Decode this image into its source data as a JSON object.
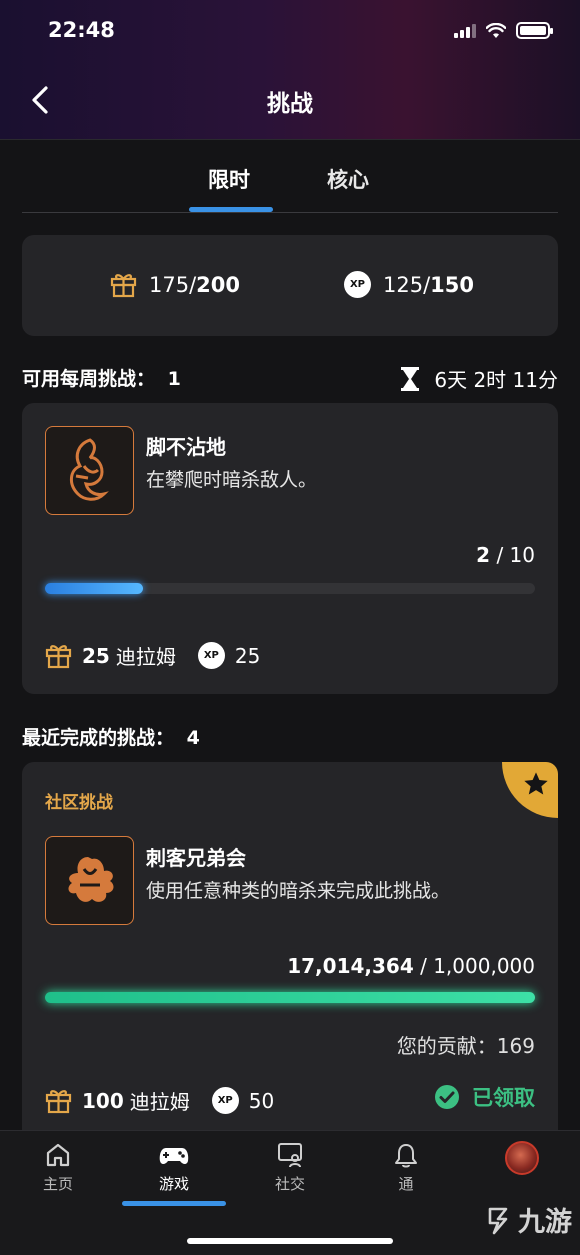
{
  "status_bar": {
    "time": "22:48"
  },
  "header": {
    "title": "挑战"
  },
  "tabs": [
    {
      "label": "限时"
    },
    {
      "label": "核心"
    }
  ],
  "summary": {
    "gift": {
      "current": "175/",
      "total": "200"
    },
    "xp": {
      "current": "125/",
      "total": "150"
    },
    "xp_badge": "XP"
  },
  "weekly": {
    "label": "可用每周挑战：",
    "count": "1",
    "timer": "6天 2时 11分"
  },
  "challenge_1": {
    "name": "脚不沾地",
    "description": "在攀爬时暗杀敌人。",
    "progress_current": "2",
    "progress_total": " / 10",
    "progress_fraction": 0.2,
    "reward_amount": "25",
    "reward_unit": "迪拉姆",
    "xp_badge": "XP",
    "xp_reward": "25",
    "icon": "assassin-climb-emblem-icon"
  },
  "recent": {
    "label": "最近完成的挑战：",
    "count": "4"
  },
  "community_challenge": {
    "tag": "社区挑战",
    "name": "刺客兄弟会",
    "description": "使用任意种类的暗杀来完成此挑战。",
    "progress_current": "17,014,364",
    "progress_total": " / 1,000,000",
    "progress_fraction": 1.0,
    "contribution": "您的贡献：169",
    "reward_amount": "100",
    "reward_unit": "迪拉姆",
    "xp_badge": "XP",
    "xp_reward": "50",
    "claimed_label": "已领取",
    "icon": "assassin-brotherhood-emblem-icon"
  },
  "bottom_nav": [
    {
      "label": "主页",
      "icon": "home-icon"
    },
    {
      "label": "游戏",
      "icon": "gamepad-icon"
    },
    {
      "label": "社交",
      "icon": "social-icon"
    },
    {
      "label": "通",
      "icon": "bell-icon"
    },
    {
      "label": "",
      "icon": "avatar"
    }
  ],
  "watermark": {
    "text": "九游"
  },
  "colors": {
    "accent_blue": "#3a92e6",
    "gold": "#e4a74a",
    "success_green": "#3cc083",
    "card_bg": "#252528"
  }
}
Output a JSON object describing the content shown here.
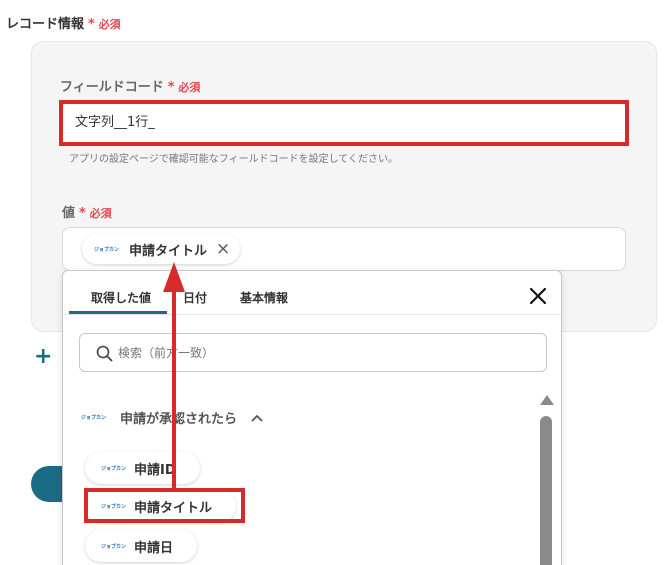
{
  "record_section": {
    "title": "レコード情報",
    "required_mark": "*",
    "required_label": "必須"
  },
  "field_code": {
    "label": "フィールドコード",
    "required_mark": "*",
    "required_label": "必須",
    "value": "文字列__1行_",
    "help": "アプリの設定ページで確認可能なフィールドコードを設定してください。"
  },
  "value_field": {
    "label": "値",
    "required_mark": "*",
    "required_label": "必須",
    "chip": {
      "logo": "ジョブカン",
      "text": "申請タイトル",
      "remove_glyph": "×"
    }
  },
  "add_button": {
    "glyph": "+"
  },
  "dropdown": {
    "tabs": [
      {
        "label": "取得した値",
        "active": true
      },
      {
        "label": "日付",
        "active": false
      },
      {
        "label": "基本情報",
        "active": false
      }
    ],
    "search": {
      "placeholder": "検索（前方一致）",
      "value": ""
    },
    "group": {
      "logo": "ジョブカン",
      "label": "申請が承認されたら",
      "expanded": true
    },
    "items": [
      {
        "logo": "ジョブカン",
        "text": "申請ID"
      },
      {
        "logo": "ジョブカン",
        "text": "申請タイトル"
      },
      {
        "logo": "ジョブカン",
        "text": "申請日"
      }
    ]
  },
  "colors": {
    "accent": "#1c6b84",
    "required": "#e5484d",
    "highlight": "#d72b2b",
    "logo": "#1e6fbf"
  }
}
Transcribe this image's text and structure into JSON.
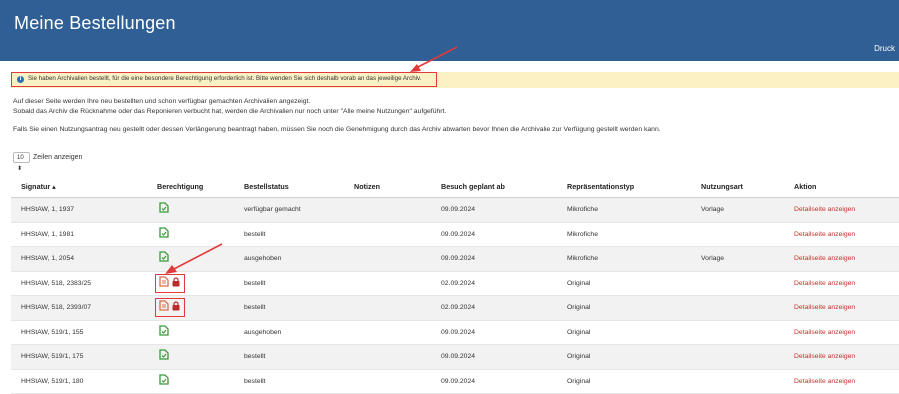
{
  "header": {
    "title": "Meine Bestellungen",
    "print_label": "Druck"
  },
  "alert": {
    "text": "Sie haben Archivalien bestellt, für die eine besondere Berechtigung erforderlich ist. Bitte wenden Sie sich deshalb vorab an das jeweilige Archiv."
  },
  "intro": {
    "line1": "Auf dieser Seite werden Ihre neu bestellten und schon verfügbar gemachten Archivalien angezeigt.",
    "line2": "Sobald das Archiv die Rücknahme oder das Reponieren verbucht hat, werden die Archivalien nur noch unter \"Alle meine Nutzungen\" aufgeführt.",
    "line3": "Falls Sie einen Nutzungsantrag neu gestellt oder dessen Verlängerung beantragt haben, müssen Sie noch die Genehmigung durch das Archiv abwarten bevor Ihnen die Archivalie zur Verfügung gestellt werden kann."
  },
  "length": {
    "value": "10 ⬍",
    "label": "Zeilen anzeigen"
  },
  "table": {
    "headers": {
      "signatur": "Signatur ▴",
      "berechtigung": "Berechtigung",
      "bestellstatus": "Bestellstatus",
      "notizen": "Notizen",
      "besuch": "Besuch geplant ab",
      "repraesentation": "Repräsentationstyp",
      "nutzungsart": "Nutzungsart",
      "aktion": "Aktion"
    },
    "rows": [
      {
        "signatur": "HHStAW, 1, 1937",
        "permission": "ok",
        "status": "verfügbar gemacht",
        "notizen": "",
        "besuch": "09.09.2024",
        "typ": "Mikrofiche",
        "nutzungsart": "Vorlage",
        "aktion": "Detailseite anzeigen"
      },
      {
        "signatur": "HHStAW, 1, 1981",
        "permission": "ok",
        "status": "bestellt",
        "notizen": "",
        "besuch": "09.09.2024",
        "typ": "Mikrofiche",
        "nutzungsart": "",
        "aktion": "Detailseite anzeigen"
      },
      {
        "signatur": "HHStAW, 1, 2054",
        "permission": "ok",
        "status": "ausgehoben",
        "notizen": "",
        "besuch": "09.09.2024",
        "typ": "Mikrofiche",
        "nutzungsart": "Vorlage",
        "aktion": "Detailseite anzeigen"
      },
      {
        "signatur": "HHStAW, 518, 2383/25",
        "permission": "restricted",
        "status": "bestellt",
        "notizen": "",
        "besuch": "02.09.2024",
        "typ": "Original",
        "nutzungsart": "",
        "aktion": "Detailseite anzeigen"
      },
      {
        "signatur": "HHStAW, 518, 2393/07",
        "permission": "restricted",
        "status": "bestellt",
        "notizen": "",
        "besuch": "02.09.2024",
        "typ": "Original",
        "nutzungsart": "",
        "aktion": "Detailseite anzeigen"
      },
      {
        "signatur": "HHStAW, 519/1, 155",
        "permission": "ok",
        "status": "ausgehoben",
        "notizen": "",
        "besuch": "09.09.2024",
        "typ": "Original",
        "nutzungsart": "",
        "aktion": "Detailseite anzeigen"
      },
      {
        "signatur": "HHStAW, 519/1, 175",
        "permission": "ok",
        "status": "bestellt",
        "notizen": "",
        "besuch": "09.09.2024",
        "typ": "Original",
        "nutzungsart": "",
        "aktion": "Detailseite anzeigen"
      },
      {
        "signatur": "HHStAW, 519/1, 180",
        "permission": "ok",
        "status": "bestellt",
        "notizen": "",
        "besuch": "09.09.2024",
        "typ": "Original",
        "nutzungsart": "",
        "aktion": "Detailseite anzeigen"
      }
    ]
  },
  "colors": {
    "header_bg": "#2f5f94",
    "alert_bg": "#fbf1c4",
    "ok_icon": "#3a9a3a",
    "restricted_icon": "#d9704a",
    "lock_icon": "#c0282c",
    "link": "#c9302c",
    "annotation": "#e03a3a"
  },
  "icons": {
    "ok": "document-check-icon",
    "restricted": "document-warning-icon",
    "lock": "lock-icon",
    "info": "info-icon"
  }
}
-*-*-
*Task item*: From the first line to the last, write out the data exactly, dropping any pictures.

*Result*:
Decode this image into its source data as a JSON object.
{
  "status_bar": {
    "time": "22:48"
  },
  "header": {
    "title": "挑战"
  },
  "tabs": [
    {
      "label": "限时"
    },
    {
      "label": "核心"
    }
  ],
  "summary": {
    "gift": {
      "current": "175/",
      "total": "200"
    },
    "xp": {
      "current": "125/",
      "total": "150"
    },
    "xp_badge": "XP"
  },
  "weekly": {
    "label": "可用每周挑战：",
    "count": "1",
    "timer": "6天 2时 11分"
  },
  "challenge_1": {
    "name": "脚不沾地",
    "description": "在攀爬时暗杀敌人。",
    "progress_current": "2",
    "progress_total": " / 10",
    "progress_fraction": 0.2,
    "reward_amount": "25",
    "reward_unit": "迪拉姆",
    "xp_badge": "XP",
    "xp_reward": "25",
    "icon": "assassin-climb-emblem-icon"
  },
  "recent": {
    "label": "最近完成的挑战：",
    "count": "4"
  },
  "community_challenge": {
    "tag": "社区挑战",
    "name": "刺客兄弟会",
    "description": "使用任意种类的暗杀来完成此挑战。",
    "progress_current": "17,014,364",
    "progress_total": " / 1,000,000",
    "progress_fraction": 1.0,
    "contribution": "您的贡献：169",
    "reward_amount": "100",
    "reward_unit": "迪拉姆",
    "xp_badge": "XP",
    "xp_reward": "50",
    "claimed_label": "已领取",
    "icon": "assassin-brotherhood-emblem-icon"
  },
  "bottom_nav": [
    {
      "label": "主页",
      "icon": "home-icon"
    },
    {
      "label": "游戏",
      "icon": "gamepad-icon"
    },
    {
      "label": "社交",
      "icon": "social-icon"
    },
    {
      "label": "通",
      "icon": "bell-icon"
    },
    {
      "label": "",
      "icon": "avatar"
    }
  ],
  "watermark": {
    "text": "九游"
  },
  "colors": {
    "accent_blue": "#3a92e6",
    "gold": "#e4a74a",
    "success_green": "#3cc083",
    "card_bg": "#252528"
  }
}
Output a JSON object describing the content shown here.
{
  "record_section": {
    "title": "レコード情報",
    "required_mark": "*",
    "required_label": "必須"
  },
  "field_code": {
    "label": "フィールドコード",
    "required_mark": "*",
    "required_label": "必須",
    "value": "文字列__1行_",
    "help": "アプリの設定ページで確認可能なフィールドコードを設定してください。"
  },
  "value_field": {
    "label": "値",
    "required_mark": "*",
    "required_label": "必須",
    "chip": {
      "logo": "ジョブカン",
      "text": "申請タイトル",
      "remove_glyph": "×"
    }
  },
  "add_button": {
    "glyph": "+"
  },
  "dropdown": {
    "tabs": [
      {
        "label": "取得した値",
        "active": true
      },
      {
        "label": "日付",
        "active": false
      },
      {
        "label": "基本情報",
        "active": false
      }
    ],
    "search": {
      "placeholder": "検索（前方一致）",
      "value": ""
    },
    "group": {
      "logo": "ジョブカン",
      "label": "申請が承認されたら",
      "expanded": true
    },
    "items": [
      {
        "logo": "ジョブカン",
        "text": "申請ID"
      },
      {
        "logo": "ジョブカン",
        "text": "申請タイトル"
      },
      {
        "logo": "ジョブカン",
        "text": "申請日"
      }
    ]
  },
  "colors": {
    "accent": "#1c6b84",
    "required": "#e5484d",
    "highlight": "#d72b2b",
    "logo": "#1e6fbf"
  }
}
Transcribe this image's text and structure into JSON.
{
  "header": {
    "title": "Meine Bestellungen",
    "print_label": "Druck"
  },
  "alert": {
    "text": "Sie haben Archivalien bestellt, für die eine besondere Berechtigung erforderlich ist. Bitte wenden Sie sich deshalb vorab an das jeweilige Archiv."
  },
  "intro": {
    "line1": "Auf dieser Seite werden Ihre neu bestellten und schon verfügbar gemachten Archivalien angezeigt.",
    "line2": "Sobald das Archiv die Rücknahme oder das Reponieren verbucht hat, werden die Archivalien nur noch unter \"Alle meine Nutzungen\" aufgeführt.",
    "line3": "Falls Sie einen Nutzungsantrag neu gestellt oder dessen Verlängerung beantragt haben, müssen Sie noch die Genehmigung durch das Archiv abwarten bevor Ihnen die Archivalie zur Verfügung gestellt werden kann."
  },
  "length": {
    "value": "10 ⬍",
    "label": "Zeilen anzeigen"
  },
  "table": {
    "headers": {
      "signatur": "Signatur ▴",
      "berechtigung": "Berechtigung",
      "bestellstatus": "Bestellstatus",
      "notizen": "Notizen",
      "besuch": "Besuch geplant ab",
      "repraesentation": "Repräsentationstyp",
      "nutzungsart": "Nutzungsart",
      "aktion": "Aktion"
    },
    "rows": [
      {
        "signatur": "HHStAW, 1, 1937",
        "permission": "ok",
        "status": "verfügbar gemacht",
        "notizen": "",
        "besuch": "09.09.2024",
        "typ": "Mikrofiche",
        "nutzungsart": "Vorlage",
        "aktion": "Detailseite anzeigen"
      },
      {
        "signatur": "HHStAW, 1, 1981",
        "permission": "ok",
        "status": "bestellt",
        "notizen": "",
        "besuch": "09.09.2024",
        "typ": "Mikrofiche",
        "nutzungsart": "",
        "aktion": "Detailseite anzeigen"
      },
      {
        "signatur": "HHStAW, 1, 2054",
        "permission": "ok",
        "status": "ausgehoben",
        "notizen": "",
        "besuch": "09.09.2024",
        "typ": "Mikrofiche",
        "nutzungsart": "Vorlage",
        "aktion": "Detailseite anzeigen"
      },
      {
        "signatur": "HHStAW, 518, 2383/25",
        "permission": "restricted",
        "status": "bestellt",
        "notizen": "",
        "besuch": "02.09.2024",
        "typ": "Original",
        "nutzungsart": "",
        "aktion": "Detailseite anzeigen"
      },
      {
        "signatur": "HHStAW, 518, 2393/07",
        "permission": "restricted",
        "status": "bestellt",
        "notizen": "",
        "besuch": "02.09.2024",
        "typ": "Original",
        "nutzungsart": "",
        "aktion": "Detailseite anzeigen"
      },
      {
        "signatur": "HHStAW, 519/1, 155",
        "permission": "ok",
        "status": "ausgehoben",
        "notizen": "",
        "besuch": "09.09.2024",
        "typ": "Original",
        "nutzungsart": "",
        "aktion": "Detailseite anzeigen"
      },
      {
        "signatur": "HHStAW, 519/1, 175",
        "permission": "ok",
        "status": "bestellt",
        "notizen": "",
        "besuch": "09.09.2024",
        "typ": "Original",
        "nutzungsart": "",
        "aktion": "Detailseite anzeigen"
      },
      {
        "signatur": "HHStAW, 519/1, 180",
        "permission": "ok",
        "status": "bestellt",
        "notizen": "",
        "besuch": "09.09.2024",
        "typ": "Original",
        "nutzungsart": "",
        "aktion": "Detailseite anzeigen"
      }
    ]
  },
  "colors": {
    "header_bg": "#2f5f94",
    "alert_bg": "#fbf1c4",
    "ok_icon": "#3a9a3a",
    "restricted_icon": "#d9704a",
    "lock_icon": "#c0282c",
    "link": "#c9302c",
    "annotation": "#e03a3a"
  },
  "icons": {
    "ok": "document-check-icon",
    "restricted": "document-warning-icon",
    "lock": "lock-icon",
    "info": "info-icon"
  }
}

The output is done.